"Oh, and on some of the gigs we've played, I've been using another guitar that Gibson made for me, but this one's a signature model. It's a Reverse Firebird in Gold Poly Mist, with full-sized humbuckers instead of the minis, and it's got a B3 Bigsby. It also has a switching system much like what's in the new Les Pauls Standards; you can switch the coils, go out of phase, and there's a switch that puts the treble pickup right to the jack with no wiring in-between. It has a tiki god stamp on it and my signature – it's really, really beautiful.

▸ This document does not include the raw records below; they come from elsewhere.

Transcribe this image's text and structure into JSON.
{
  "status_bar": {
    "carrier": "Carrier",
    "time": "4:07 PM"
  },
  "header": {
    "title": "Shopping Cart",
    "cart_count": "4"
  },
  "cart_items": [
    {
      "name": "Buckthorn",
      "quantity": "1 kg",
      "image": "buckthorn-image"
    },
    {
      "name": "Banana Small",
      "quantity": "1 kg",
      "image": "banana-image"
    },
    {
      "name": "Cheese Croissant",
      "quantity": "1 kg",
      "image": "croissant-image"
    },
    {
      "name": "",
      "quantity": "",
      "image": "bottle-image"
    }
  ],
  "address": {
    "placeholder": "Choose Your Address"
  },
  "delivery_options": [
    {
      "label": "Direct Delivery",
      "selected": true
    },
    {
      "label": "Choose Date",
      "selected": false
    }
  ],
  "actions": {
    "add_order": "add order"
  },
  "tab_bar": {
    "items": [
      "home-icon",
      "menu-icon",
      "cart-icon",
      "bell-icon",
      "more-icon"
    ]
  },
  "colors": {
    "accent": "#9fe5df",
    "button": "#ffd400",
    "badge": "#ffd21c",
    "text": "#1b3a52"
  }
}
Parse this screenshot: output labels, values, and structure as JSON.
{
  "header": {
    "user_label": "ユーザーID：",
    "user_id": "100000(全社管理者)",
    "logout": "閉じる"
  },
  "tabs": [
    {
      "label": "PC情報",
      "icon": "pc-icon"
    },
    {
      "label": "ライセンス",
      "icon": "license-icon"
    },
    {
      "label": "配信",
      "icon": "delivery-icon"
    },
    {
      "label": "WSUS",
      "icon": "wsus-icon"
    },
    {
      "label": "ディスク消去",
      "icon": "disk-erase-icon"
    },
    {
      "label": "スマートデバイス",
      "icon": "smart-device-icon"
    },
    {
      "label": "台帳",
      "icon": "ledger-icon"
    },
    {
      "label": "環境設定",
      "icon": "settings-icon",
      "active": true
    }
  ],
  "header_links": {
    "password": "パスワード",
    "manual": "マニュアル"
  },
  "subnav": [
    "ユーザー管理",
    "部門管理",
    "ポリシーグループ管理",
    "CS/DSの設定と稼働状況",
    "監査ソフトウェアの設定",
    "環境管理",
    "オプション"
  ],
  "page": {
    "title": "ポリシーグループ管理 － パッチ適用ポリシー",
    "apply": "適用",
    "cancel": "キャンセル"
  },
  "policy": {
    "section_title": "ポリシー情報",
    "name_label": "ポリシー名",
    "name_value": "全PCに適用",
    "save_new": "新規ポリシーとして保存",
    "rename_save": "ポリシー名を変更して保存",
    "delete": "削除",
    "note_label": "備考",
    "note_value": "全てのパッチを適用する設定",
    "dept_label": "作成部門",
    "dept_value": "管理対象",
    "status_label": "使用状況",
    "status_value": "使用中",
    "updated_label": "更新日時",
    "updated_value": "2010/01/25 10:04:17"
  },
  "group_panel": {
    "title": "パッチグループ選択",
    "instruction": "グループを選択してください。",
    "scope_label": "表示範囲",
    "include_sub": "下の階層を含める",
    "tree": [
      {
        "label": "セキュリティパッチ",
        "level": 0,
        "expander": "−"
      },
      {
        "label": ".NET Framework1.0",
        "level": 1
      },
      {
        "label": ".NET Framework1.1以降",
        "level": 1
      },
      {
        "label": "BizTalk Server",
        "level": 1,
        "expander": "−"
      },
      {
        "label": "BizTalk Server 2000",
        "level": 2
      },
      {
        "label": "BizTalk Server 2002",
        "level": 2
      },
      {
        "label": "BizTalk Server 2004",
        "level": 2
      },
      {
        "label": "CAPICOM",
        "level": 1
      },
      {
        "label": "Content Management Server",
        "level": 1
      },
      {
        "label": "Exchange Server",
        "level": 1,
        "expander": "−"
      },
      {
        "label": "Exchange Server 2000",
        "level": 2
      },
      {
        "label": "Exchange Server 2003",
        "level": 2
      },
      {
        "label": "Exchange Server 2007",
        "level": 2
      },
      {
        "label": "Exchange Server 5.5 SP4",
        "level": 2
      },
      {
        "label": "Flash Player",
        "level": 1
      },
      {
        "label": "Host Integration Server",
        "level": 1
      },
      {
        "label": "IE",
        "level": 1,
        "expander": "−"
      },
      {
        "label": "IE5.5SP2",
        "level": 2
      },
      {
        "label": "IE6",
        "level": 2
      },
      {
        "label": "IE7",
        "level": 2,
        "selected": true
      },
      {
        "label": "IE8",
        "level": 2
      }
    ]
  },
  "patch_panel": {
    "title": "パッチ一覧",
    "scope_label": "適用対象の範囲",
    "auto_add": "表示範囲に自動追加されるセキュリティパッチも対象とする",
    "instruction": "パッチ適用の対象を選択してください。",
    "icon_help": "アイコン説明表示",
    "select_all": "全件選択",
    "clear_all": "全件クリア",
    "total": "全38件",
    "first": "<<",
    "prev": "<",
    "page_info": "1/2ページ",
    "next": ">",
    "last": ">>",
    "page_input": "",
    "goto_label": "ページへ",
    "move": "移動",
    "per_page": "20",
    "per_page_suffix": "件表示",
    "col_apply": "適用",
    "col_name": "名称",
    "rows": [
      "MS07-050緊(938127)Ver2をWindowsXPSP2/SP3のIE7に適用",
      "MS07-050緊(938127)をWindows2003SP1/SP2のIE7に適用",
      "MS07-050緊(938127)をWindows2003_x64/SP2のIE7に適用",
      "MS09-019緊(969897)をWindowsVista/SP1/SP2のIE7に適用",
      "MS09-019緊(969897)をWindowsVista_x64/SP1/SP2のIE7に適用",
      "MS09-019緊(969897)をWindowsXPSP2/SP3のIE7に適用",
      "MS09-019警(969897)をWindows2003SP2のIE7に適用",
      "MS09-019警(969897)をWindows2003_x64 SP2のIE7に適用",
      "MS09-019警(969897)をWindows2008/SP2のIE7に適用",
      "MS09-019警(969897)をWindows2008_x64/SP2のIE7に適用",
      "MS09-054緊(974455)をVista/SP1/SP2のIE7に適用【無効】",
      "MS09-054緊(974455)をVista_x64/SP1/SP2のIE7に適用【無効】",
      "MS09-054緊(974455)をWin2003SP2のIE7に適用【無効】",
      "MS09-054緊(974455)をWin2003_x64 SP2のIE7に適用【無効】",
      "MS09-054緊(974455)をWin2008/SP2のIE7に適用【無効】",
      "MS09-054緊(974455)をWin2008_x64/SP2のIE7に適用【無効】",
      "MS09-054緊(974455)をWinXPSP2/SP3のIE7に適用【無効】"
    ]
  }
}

"It should be coming out very soon. I get these crazy ideas for new guitars, and because Gibson wanted to do another one with me, this is what I came up with. What's cool is that it actually works. I like using regular humbuckers. You can get a variety of sounds with them."

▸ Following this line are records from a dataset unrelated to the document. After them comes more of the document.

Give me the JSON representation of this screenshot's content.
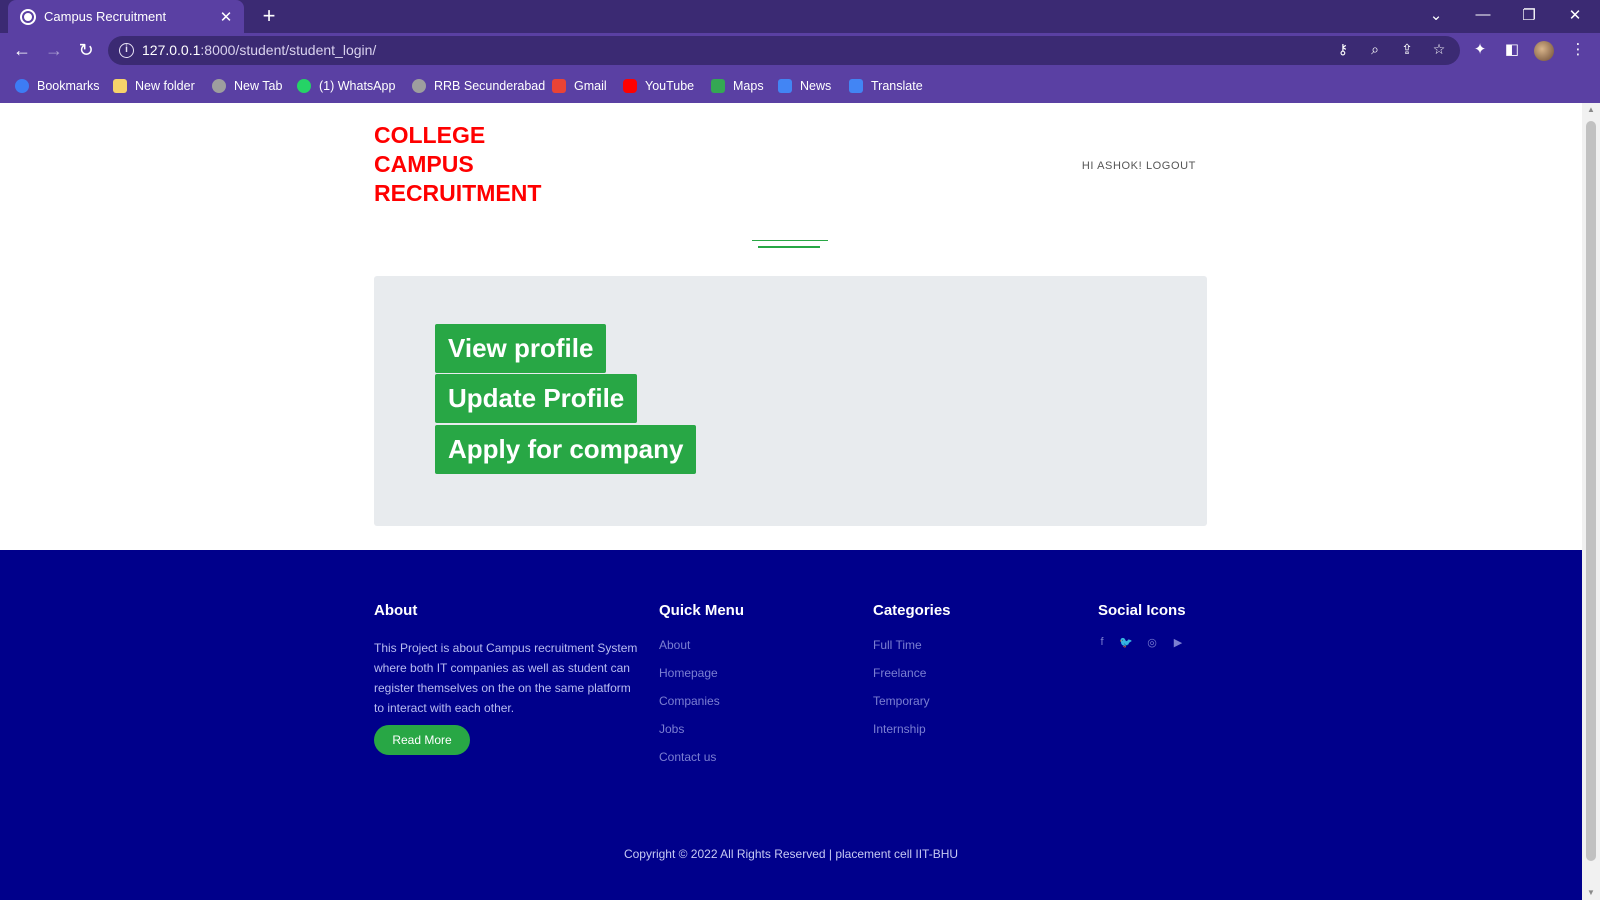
{
  "browser": {
    "tab_title": "Campus Recruitment",
    "tab_close": "✕",
    "new_tab": "+",
    "url_host": "127.0.0.1",
    "url_rest": ":8000/student/student_login/",
    "window_controls": {
      "list": "⌄",
      "minimize": "—",
      "restore": "❐",
      "close": "✕"
    },
    "nav": {
      "back": "←",
      "forward": "→",
      "reload": "↻"
    },
    "omnibox_icons": {
      "key": "⚷",
      "zoom": "⌕",
      "share": "⇪",
      "star": "☆"
    },
    "toolbar_icons": {
      "extensions": "✦",
      "side_panel": "◧",
      "menu": "⋮"
    },
    "bookmarks": [
      {
        "label": "Bookmarks",
        "icon": "star-icon",
        "color": "#3d7cf5"
      },
      {
        "label": "New folder",
        "icon": "folder-icon",
        "color": "#f7d36a"
      },
      {
        "label": "New Tab",
        "icon": "globe-icon",
        "color": "#9e9e9e"
      },
      {
        "label": "(1) WhatsApp",
        "icon": "whatsapp-icon",
        "color": "#25d366"
      },
      {
        "label": "RRB Secunderabad",
        "icon": "globe-icon",
        "color": "#9e9e9e"
      },
      {
        "label": "Gmail",
        "icon": "gmail-icon",
        "color": "#ea4335"
      },
      {
        "label": "YouTube",
        "icon": "youtube-icon",
        "color": "#ff0000"
      },
      {
        "label": "Maps",
        "icon": "maps-icon",
        "color": "#34a853"
      },
      {
        "label": "News",
        "icon": "news-icon",
        "color": "#4285f4"
      },
      {
        "label": "Translate",
        "icon": "translate-icon",
        "color": "#4285f4"
      }
    ]
  },
  "header": {
    "brand_lines": [
      "COLLEGE",
      "CAMPUS",
      "RECRUITMENT"
    ],
    "greeting": "HI ASHOK!",
    "logout": "LOGOUT",
    "brand_color": "#ff0000",
    "accent_color": "#28a745"
  },
  "actions": {
    "view_profile": "View profile",
    "update_profile": "Update Profile",
    "apply_company": "Apply for company"
  },
  "footer": {
    "background": "#00008b",
    "about": {
      "heading": "About",
      "text": "This Project is about Campus recruitment System where both IT companies as well as student can register themselves on the on the same platform to interact with each other.",
      "button": "Read More"
    },
    "quick_menu": {
      "heading": "Quick Menu",
      "links": [
        "About",
        "Homepage",
        "Companies",
        "Jobs",
        "Contact us"
      ]
    },
    "categories": {
      "heading": "Categories",
      "links": [
        "Full Time",
        "Freelance",
        "Temporary",
        "Internship"
      ]
    },
    "social": {
      "heading": "Social Icons",
      "icons": [
        {
          "name": "facebook-icon",
          "glyph": "f"
        },
        {
          "name": "twitter-icon",
          "glyph": "🐦"
        },
        {
          "name": "instagram-icon",
          "glyph": "◎"
        },
        {
          "name": "youtube-icon",
          "glyph": "▶"
        }
      ]
    },
    "copyright": "Copyright © 2022 All Rights Reserved | placement cell IIT-BHU"
  }
}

Prototype of Easton's upcoming Gibson Tikibird signature model.
There's some beautiful acoustic playing on Sydney's Samba. What are you playing there?
"That's one of the older tracks, with me playing everything, although we might have added some percussion. I'm using an Ovation nylon-string. I recorded that on my Akai about 15 or even 18 years ago. Boy, my daughter [Sydney] must've been a baby back then."
Amp-wise, what did you use?
"It's interesting because I didn't take a purist's approach; I used whatever worked. I used a reissue of a '65 Fender Deluxe Reverb and one of the original Vox Valvetronix amps. I also use a Line 6 Pod Pro, which was great for recording stuff on my own at home. That thing was terrific, because you can call up all of these virtual sounds, and they really do sound as though they're coming from tube amps. I have no problem using new technology. You just go with the tools. And the great thing is, it sounds like me."
Do you like being a band leader? This is the first time you've had your own group, right?
"Sort of. I mean, I did a solo album way back and did a tour. There's good aspects to this, but there is more responsibility, too. It's easy to be the guy on stage right and play clever little hooks and solos, but it's another thing to front a band and to have to communicate with an audience. It's a challenge in that way. Being in The Cars or Creedence, that's not what I did."
You have to brush up on your stage jokes.
"Yeah! [Laughs] I usually have a few, but you can always use more."